Denali National Park and Preserve officials have concluded that a man who shot and killed a grizzly bear in the park's backcountry back in May did so in self-defense and will not be charged with any crime.
The man and his female companion, both of North Pole, Alaska, told investigators that they were talking to each other while hiking up the Tattler Creek drainage when the bear charged them. The two were about 20-25 feet apart when the man heard a noise in the brush to his right, park officials said Wednesday
"He turned and drew a .45 caliber semi-automatic weapon from a holster on his waist belt. Within seconds, a large grizzly bear emerged from the brush about 25 feet away and charged the woman," the officials said. "The man rapidly fired seven to nine rounds at the right side of the bear. The bear stopped several feet from the woman and then moved back into the brush. Both hikers retreated and hiked to the park road, after noting the location on a GPS."
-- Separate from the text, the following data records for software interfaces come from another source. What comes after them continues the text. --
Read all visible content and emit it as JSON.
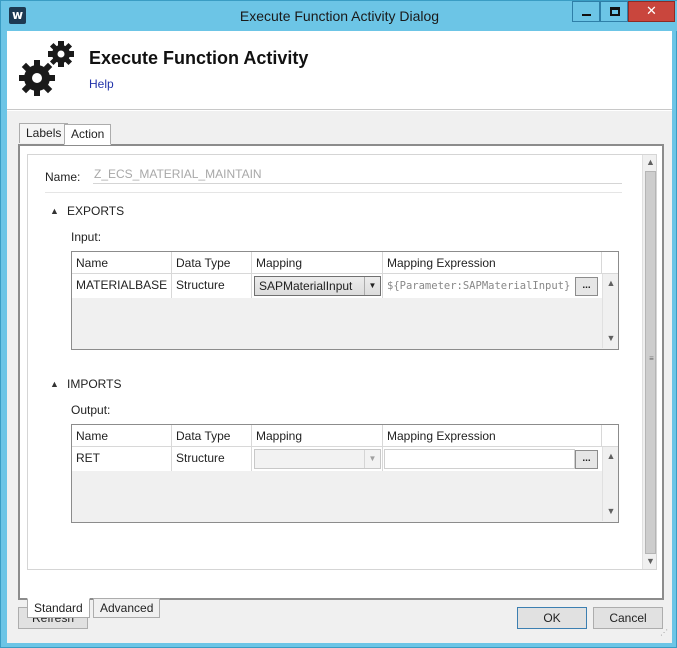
{
  "window": {
    "title": "Execute Function Activity Dialog",
    "app_icon_letter": "w",
    "close_glyph": "✕"
  },
  "header": {
    "title": "Execute Function Activity",
    "help_link": "Help"
  },
  "top_tabs": [
    {
      "label": "Labels",
      "selected": false
    },
    {
      "label": "Action",
      "selected": true
    }
  ],
  "form": {
    "name_label": "Name:",
    "name_value": "Z_ECS_MATERIAL_MAINTAIN"
  },
  "exports": {
    "section_label": "EXPORTS",
    "toggle_glyph": "▲",
    "sub_label": "Input:",
    "columns": [
      "Name",
      "Data Type",
      "Mapping",
      "Mapping Expression"
    ],
    "rows": [
      {
        "name": "MATERIALBASE",
        "data_type": "Structure",
        "mapping": "SAPMaterialInput",
        "expression": "${Parameter:SAPMaterialInput}",
        "button": "..."
      }
    ]
  },
  "imports": {
    "section_label": "IMPORTS",
    "toggle_glyph": "▲",
    "sub_label": "Output:",
    "columns": [
      "Name",
      "Data Type",
      "Mapping",
      "Mapping Expression"
    ],
    "rows": [
      {
        "name": "RET",
        "data_type": "Structure",
        "mapping": "",
        "expression": "",
        "button": "..."
      }
    ]
  },
  "bottom_tabs": [
    {
      "label": "Standard",
      "selected": true
    },
    {
      "label": "Advanced",
      "selected": false
    }
  ],
  "footer": {
    "refresh": "Refresh",
    "ok": "OK",
    "cancel": "Cancel"
  },
  "glyphs": {
    "up_arrow": "▲",
    "down_arrow": "▼",
    "dropdown_arrow": "▼",
    "grip": "≡"
  },
  "colors": {
    "window_frame": "#6cc5e6",
    "close_button": "#c9463d",
    "help_link": "#2233aa"
  }
}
According to park officials, "neither hiker had much backcountry or Alaska experience, and neither carried non-lethal bear spray. Both had watched the park's backcountry and
bear safety orientation video and had proper backcountry permits."
The grizzly's body was found the following day a short distance from the GPS coordinates provided by the hikers. It was a 434-pound older male with several injuries existing prior to the shooting. None of these injuries is believed to be a factor in the incident, park officials said.
"The man stated that he shot the bear in order to defend the life of the woman. The investigation found no evidence to contradict this assertion, and physical evidence collected by park rangers was consistent with the description of the incident provided by the hikers," park officials said. "The man was lawfully in possession of and carrying a firearm per Public Law 111-24, 123 Stat. 1764-65. The discharge of the gun and killing of the bear were violations of 36 CFR 2.4(a)(1)(iii) (using a weapon) and 36 CFR 2.2
(a)(1) (taking of wildlife)."
Until February, when Congress changed the rules, it was illegal to carry a loaded firearm in that portion of Denali. While the rule change now allows hikers to carry firearms in all areas of Denali, it still is illegal to discharge them, park officials said.
However, park officials noted Wednesday that, "There is no federal law in national parks which allows the use of a firearm in defense of life; in Alaska, a state statute does allow the taking of wildlife in defense of life under certain circumstances. The actions in this incident likely would have been a legitimate defense of life under state law. Considering this and other evidence in the case, the park will not pursue criminal prosecution."
The couple's names were not released because no charges were filed against them.
The killing of the grizzly was believed to be the first instance of a hiker killing a grizzly in the park's wilderness. The killing occurred in the original Mount McKinley National Park portion of the Denali, which was expanded by two-thirds in 1980.